Feeding Relationships

Food Chains and Food Webs

  • A food chain shows the transfer of energy from one organism to another, beginning with a producer.
  • Each stage in a food chain is called a trophic level.
  • A food web is a complex network of interconnected food chains, showing how energy transfers through an ecosystem.

Producers, Consumers, and Decomposers

  • Producers are organisms that can produce their own food through photosynthesis, such as green plants.
  • Consumers are organisms that obtain energy by eating other organisms.
  • Consumers can be categorised as: primary consumers (herbivores that eat producers), secondary consumers (carnivores that eat primary consumers), and tertiary consumers (carnivores that eat other carnivores).
  • Decomposers are organisms that break down dead or decaying organisms, returning nutrients to the soil for reuse by producers.

Energy Transfer in Ecosystems

  • Energy is transferred from producers through various trophic levels via consumers when they eat.
  • Energy transfer is not 100% efficient — at each level, much of the energy is lost through bodily functions or as heat.
  • As energy is lost at each trophic level, there are usually only a few levels in a food chain.
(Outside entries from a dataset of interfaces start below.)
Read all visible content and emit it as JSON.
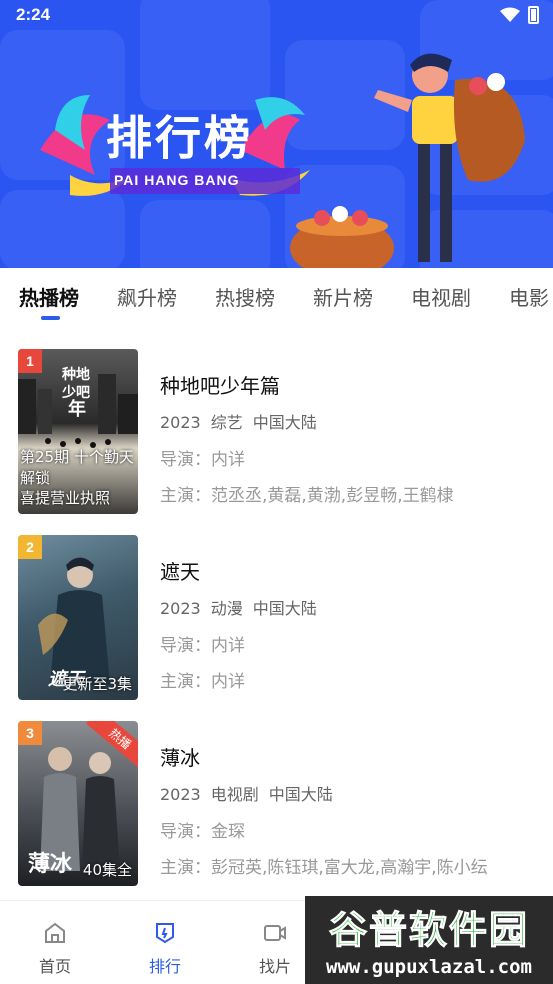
{
  "status_bar": {
    "time": "2:24"
  },
  "banner": {
    "title": "排行榜",
    "subtitle": "PAI HANG BANG",
    "background_color": "#2B55F0"
  },
  "tabs": [
    {
      "label": "热播榜",
      "active": true
    },
    {
      "label": "飙升榜",
      "active": false
    },
    {
      "label": "热搜榜",
      "active": false
    },
    {
      "label": "新片榜",
      "active": false
    },
    {
      "label": "电视剧",
      "active": false
    },
    {
      "label": "电影",
      "active": false
    }
  ],
  "items": [
    {
      "rank": "1",
      "rank_color": "#E8473C",
      "title": "种地吧少年篇",
      "year": "2023",
      "genre": "综艺",
      "region": "中国大陆",
      "director": "导演：内详",
      "cast": "主演：范丞丞,黄磊,黄渤,彭昱畅,王鹤棣",
      "poster_caption_line1": "第25期 十个勤天解锁",
      "poster_caption_line2": "喜提营业执照",
      "poster_title_art": "种地吧少年"
    },
    {
      "rank": "2",
      "rank_color": "#F2B632",
      "title": "遮天",
      "year": "2023",
      "genre": "动漫",
      "region": "中国大陆",
      "director": "导演：内详",
      "cast": "主演：内详",
      "poster_caption": "更新至3集",
      "poster_title_art": "遮天"
    },
    {
      "rank": "3",
      "rank_color": "#F08A3C",
      "title": "薄冰",
      "year": "2023",
      "genre": "电视剧",
      "region": "中国大陆",
      "director": "导演：金琛",
      "cast": "主演：彭冠英,陈钰琪,富大龙,高瀚宇,陈小纭",
      "poster_caption": "40集全",
      "ribbon": "热播",
      "poster_title_art": "薄冰"
    }
  ],
  "bottom_nav": [
    {
      "label": "首页",
      "icon": "home-icon",
      "active": false
    },
    {
      "label": "排行",
      "icon": "ranking-icon",
      "active": true
    },
    {
      "label": "找片",
      "icon": "video-icon",
      "active": false
    }
  ],
  "watermark": {
    "top": "谷普软件园",
    "bottom": "www.gupuxlazal.com"
  }
}
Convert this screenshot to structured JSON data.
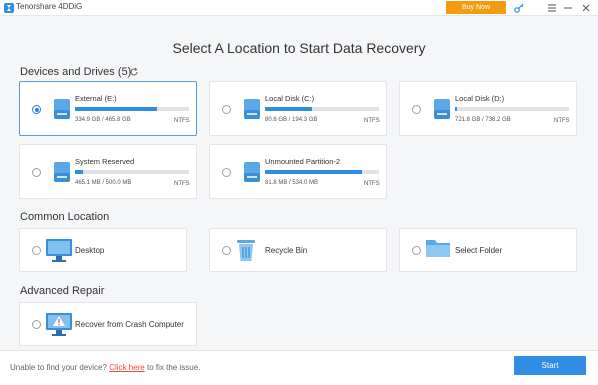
{
  "app": {
    "title": "Tenorshare 4DDiG",
    "buy_now": "Buy Now"
  },
  "titlebar_icons": [
    "key-icon",
    "menu-icon",
    "minimize-icon",
    "close-icon"
  ],
  "main_title": "Select A Location to Start Data Recovery",
  "devices": {
    "title": "Devices and Drives (5)",
    "drives": [
      {
        "name": "External (E:)",
        "size": "334.9 GB / 465.8 GB",
        "fs": "NTFS",
        "usage": 0.72,
        "selected": true
      },
      {
        "name": "Local Disk (C:)",
        "size": "80.6 GB / 194.3 GB",
        "fs": "NTFS",
        "usage": 0.41,
        "selected": false
      },
      {
        "name": "Local Disk (D:)",
        "size": "721.8 GB / 736.2 GB",
        "fs": "NTFS",
        "usage": 0.02,
        "selected": false
      },
      {
        "name": "System Reserved",
        "size": "465.1 MB / 500.0 MB",
        "fs": "NTFS",
        "usage": 0.07,
        "selected": false
      },
      {
        "name": "Unmounted Partition-2",
        "size": "81.8 MB / 534.0 MB",
        "fs": "NTFS",
        "usage": 0.85,
        "selected": false
      }
    ]
  },
  "common": {
    "title": "Common Location",
    "items": [
      {
        "label": "Desktop",
        "icon": "monitor-icon"
      },
      {
        "label": "Recycle Bin",
        "icon": "recycle-bin-icon"
      },
      {
        "label": "Select Folder",
        "icon": "folder-icon"
      }
    ]
  },
  "advanced": {
    "title": "Advanced Repair",
    "items": [
      {
        "label": "Recover from Crash Computer",
        "icon": "crash-computer-icon"
      }
    ]
  },
  "footer": {
    "hint_prefix": "Unable to find your device?",
    "hint_link": "Click here",
    "hint_suffix": "to fix the issue.",
    "start": "Start"
  },
  "colors": {
    "accent": "#2f8de4",
    "buy_now": "#f39c12",
    "link": "#e74c3c"
  }
}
This is known as the energy pyramid.

Predator and Prey Relationships

  • A predator is an organism that captures and eats other organisms (the prey).
  • A prey is an organism that is eaten by a predator.
  • The number of predators and their prey in an ecosystem are closely linked and often show cyclical changes.

Biomass and Energy at Each Trophic Level

  • Biomass refers to all the living material in an organism. It is a measure of the number or mass of organisms at each trophic level.
  • The pyramid of biomass shows the mass of organisms at each trophic level in a food chain.
  • Energy and biomass decrease at each higher trophic level - this is depicted in a pyramid of energy.

Adaptations for Feeding

  • Predator and prey organisms exhibit different adaptations to enhance their survival.
  • Predators may have adaptations for efficient hunting, such as sharp teeth and claws, keen senses, and the ability to run quickly.
  • Prey animals may have adaptations to avoid predators, including camouflage, warning colouration, and defensive structures like shells and spines.